Apple Inc., after years of hyper growth that made it the world’s most valuable company, is starting to look more like a value stock, according to some analysts reacting to the iPhone maker’s financial results.
At least 20 analysts lowered their price targets after Apple on Jan. 23 reported its slowest growth rates in years and said the trend will continue. The stock fell 12 percent yesterday, and has dropped more than 35 percent since September.
Apple had defied Wall Street projections for years, ignited by the popularity of the iPod, iPhone and iPad tablet. Now, the company is entering a phase where it may more closely resemble a value stock, said Abhey Lamba, an analyst at Mizuho Securities USA -- looking more like AT&T Inc. and International Business Machines Corp. in offering investors slower sales growth, predictable earnings and a steady dividend.
“This is a big shift in the company’s position from a year ago,” Lamba said. “The growth has slowed down much faster than we anticipated.”
Avi Silver, an analyst at Credit Agricole Securities USA Inc., and Mark Moskowitz, an analyst at JPMorgan Chase & Co., joined Lamba in saying Cupertino, California-based Apple may attract value investors after this week’s earnings report.
Apple increased less than 1 percent to $451.13 at 9:32 a.m. in New York. Rival Samsung Electronics Co. fell 2.5 percent in Seoul after saying a strengthening won may cut operating profit and as investors cited concerns that competition is intensifying.
The fiscal first-quarter results underscored the challenges investors see for Apple. Competition is stiffening from Samsung, Google Inc. and Amazon.com Inc. The iPhone, Apple’s biggest source of revenue and profit, is in a smartphone market that is becoming increasingly saturated, while popular new devices such as the iPad mini have a narrower profit margin than other Apple products. Meanwhile, manufacturing snags have held up shipments of the iPhone, iPad and Mac personal computers.
The company also is operating under a new management structure installed by Chief Executive Officer Tim Cook in October, when he ousted longtime mobile software head Scott Forstall.
Last year, Cook reinstated the company’s dividend, offering a payout for the first time since 1995. Apple’s indicated dividend yield has climbed to 2.35 percent as the stock has fallen, according to data compiled by Bloomberg. That compares with 1.66 percent for IBM and 5.33 percent for AT&T.
Apple also signaled the slowing growth will continue when it announced a new format for sharing its financial outlook -- one that it indicated will be more reliable. The company in the past has given conservative forecasts that have been ignored by investors and analysts, who instead used the guidance as a starting point to create rosier projections.

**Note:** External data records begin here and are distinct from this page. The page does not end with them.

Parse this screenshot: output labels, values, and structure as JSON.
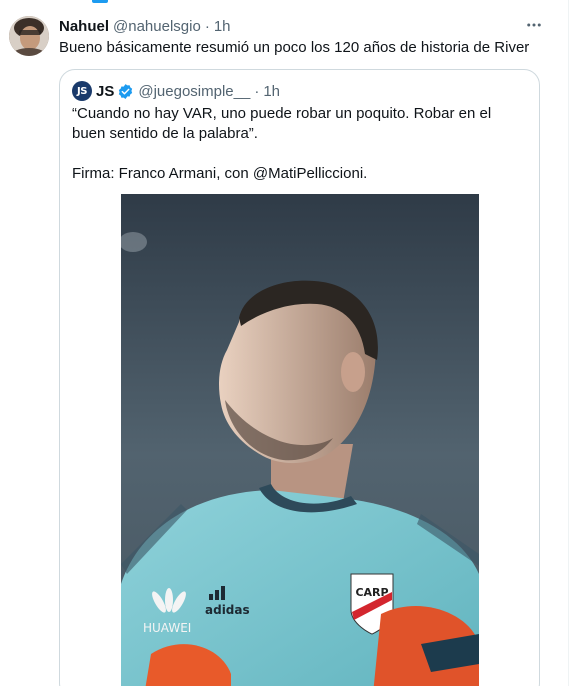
{
  "tweet": {
    "author_name": "Nahuel",
    "author_handle": "@nahuelsgio",
    "separator": "·",
    "time": "1h",
    "text": "Bueno básicamente resumió un poco los 120 años de historia de River",
    "more_icon": "more-horizontal-icon"
  },
  "quote": {
    "avatar_text": "JS",
    "author_name": "JS",
    "verified_icon": "verified-badge-icon",
    "author_handle": "@juegosimple__",
    "separator": "·",
    "time": "1h",
    "text_line1": "“Cuando no hay VAR, uno puede robar un poquito. Robar en el buen sentido de la palabra”.",
    "text_line2": "Firma: Franco Armani, con @MatiPelliccioni."
  },
  "colors": {
    "accent": "#1d9bf0",
    "text_primary": "#0f1419",
    "text_secondary": "#536471",
    "border": "#cfd9de",
    "jersey": "#7fc6cf"
  }
}
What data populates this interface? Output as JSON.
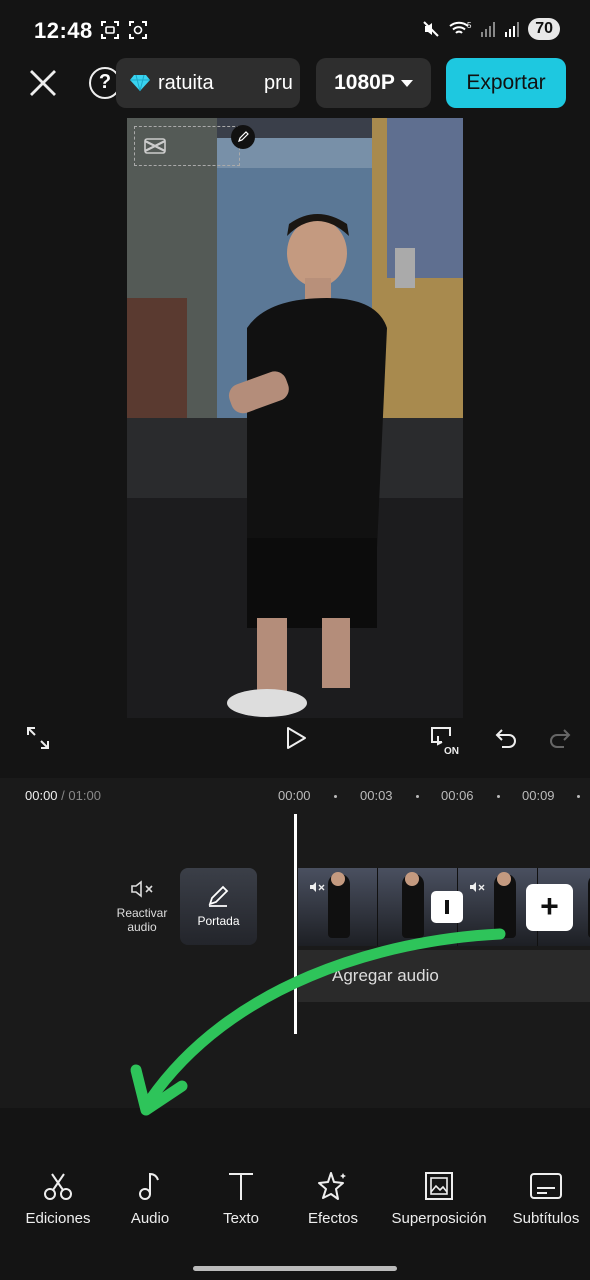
{
  "status": {
    "time": "12:48",
    "battery": "70",
    "signal_label": "5"
  },
  "topbar": {
    "help_label": "?",
    "pro_text": "ratuita",
    "pro_suffix": "pru",
    "resolution": "1080P",
    "export_label": "Exportar"
  },
  "timeline": {
    "current_time": "00:00",
    "total_time": "/ 01:00",
    "ruler": [
      "00:00",
      "00:03",
      "00:06",
      "00:09"
    ],
    "mute_label": "Reactivar audio",
    "cover_label": "Portada",
    "add_audio_label": "Agregar audio",
    "add_clip_label": "+"
  },
  "tools": [
    {
      "label": "Ediciones",
      "icon": "scissors-icon"
    },
    {
      "label": "Audio",
      "icon": "music-note-icon"
    },
    {
      "label": "Texto",
      "icon": "text-icon"
    },
    {
      "label": "Efectos",
      "icon": "sparkle-star-icon"
    },
    {
      "label": "Superposición",
      "icon": "overlay-image-icon"
    },
    {
      "label": "Subtítulos",
      "icon": "subtitles-icon"
    }
  ],
  "colors": {
    "accent": "#1ec8e0",
    "annotation_arrow": "#2ec45a",
    "background": "#141414"
  }
}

Apple said second-quarter sales will be $41 billion to $43 billion, which would be the slowest rate of growth since 2009. The figures Apple provided also indicate profit may fall about 17 percent, the first drop since 2003, said Walt Piecyk, an analyst at BTIG LLC in New York.
“Maybe this isn’t sandbagging and is just the reality that they aren’t going to grow earnings,” Piecyk said.

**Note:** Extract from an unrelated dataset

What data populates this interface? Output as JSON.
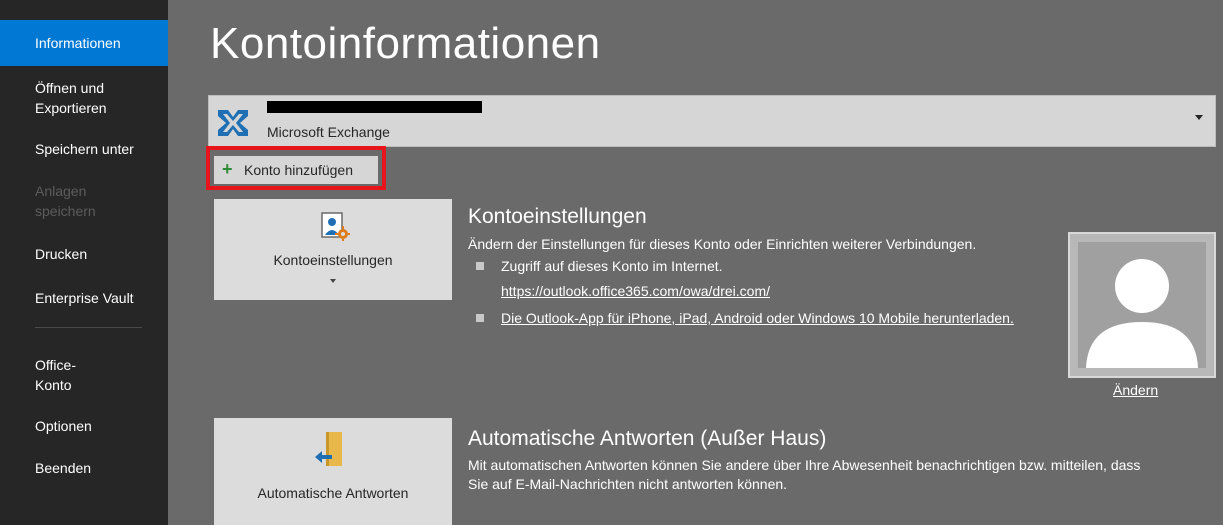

To truly become a value stock, Apple may have to start giving more of its $137.1 billion cash pile to investors. The company’s dividend yield still lags behind other technology bellwethers. Intel Corp. pays out an indicated 4.3 percent, while Hewlett-Packard Co. pays 3.1 percent and Microsoft Corp.’s indicated yield is 3.33 percent.
Chief Financial Officer Peter Oppenheimer told analysts on a conference call that the company paid out about $4.5 billion of cash in dividends and stock repurchases in the recent quarter. Apple is considering increasing both, Oppenheimer said.

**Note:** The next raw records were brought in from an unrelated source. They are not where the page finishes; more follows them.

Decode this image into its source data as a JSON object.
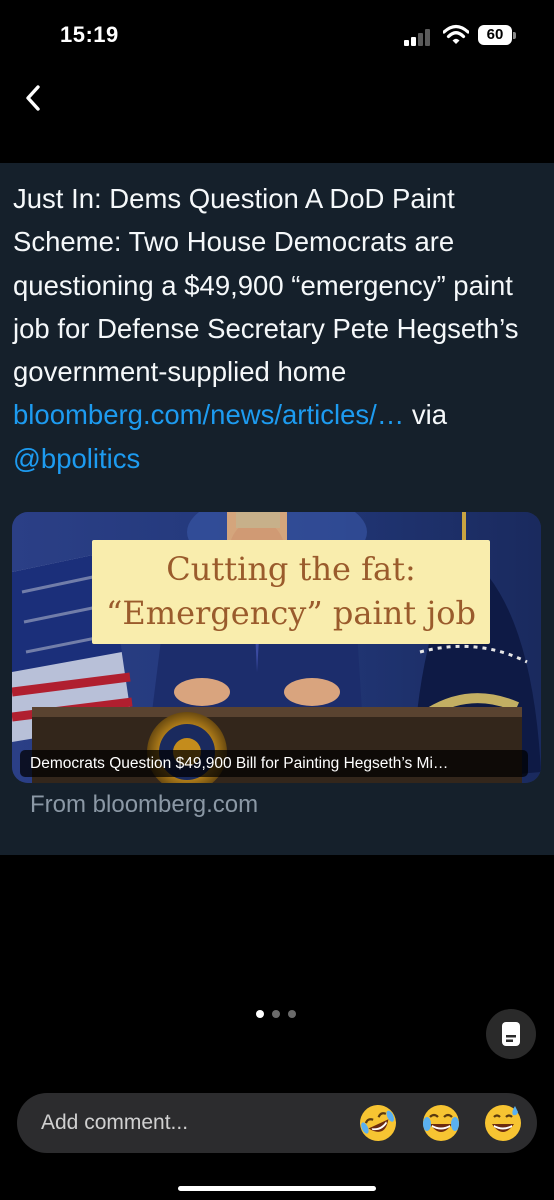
{
  "status_bar": {
    "time": "15:19",
    "battery_level": "60",
    "signal_icon": "cellular-signal-icon",
    "wifi_icon": "wifi-icon",
    "battery_icon": "battery-icon"
  },
  "nav": {
    "back_icon": "chevron-left-icon"
  },
  "post": {
    "text_prefix": "Just In: Dems Question A DoD Paint Scheme: Two House Democrats are questioning a $49,900 “emergency” paint job for Defense Secretary Pete Hegseth’s government-supplied home ",
    "link_text": "bloomberg.com/news/articles/…",
    "via_text": " via ",
    "mention": "@bpolitics",
    "link_color": "#1d9bf0",
    "card": {
      "overlay_line1": "Cutting the fat:",
      "overlay_line2": "“Emergency” paint job",
      "caption": "Democrats Question $49,900 Bill for Painting Hegseth’s Mi…",
      "source": "From bloomberg.com"
    }
  },
  "pagination": {
    "total": 3,
    "active_index": 0
  },
  "notes_icon": "document-icon",
  "comment_bar": {
    "placeholder": "Add comment...",
    "emojis": [
      {
        "name": "rolling-on-floor-laughing-emoji",
        "glyph": "🤣"
      },
      {
        "name": "tears-of-joy-emoji",
        "glyph": "😂"
      },
      {
        "name": "grinning-sweat-emoji",
        "glyph": "😅"
      }
    ]
  }
}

Given Apple’s size -- $156.5 billion in sales last year -- the slowdown was inevitable, according to a recent report by Toni Sacconaghi, an analyst at Sanford C. Bernstein & Co. If growth had continued at the same pace for another five years, revenue would reach $1.2 trillion, or the size of Australia’s gross domestic product, he said.
Any return to faster growth would depend on whether Apple can come up with another blockbuster product, such as a television, or find new customers in developing countries, including China.
“The timing of new products that could excite the market is going to be key to whether the stock continues to go down,” said Michael Walkley, an analyst at Canaccord Genuity. He said the days of Apple’s “meteoric rise” may be over.
Cook defended the company’s business on the call, saying revenue would have been higher if not for supply constraints that held back sales of the iPad mini, iPhone and iMac. He also expressed confidence in increased supplies and new products the company will be developing.
Some investors such as David Rolfe of Wedgewood Partners Inc. see renewed growth ahead for Apple. The company generated $13.1 billion of profit on sales of $54.5 billion in the first quarter while not being able to keep up with demand, he said.
“Any other company would love to have these problems,” Rolfe said.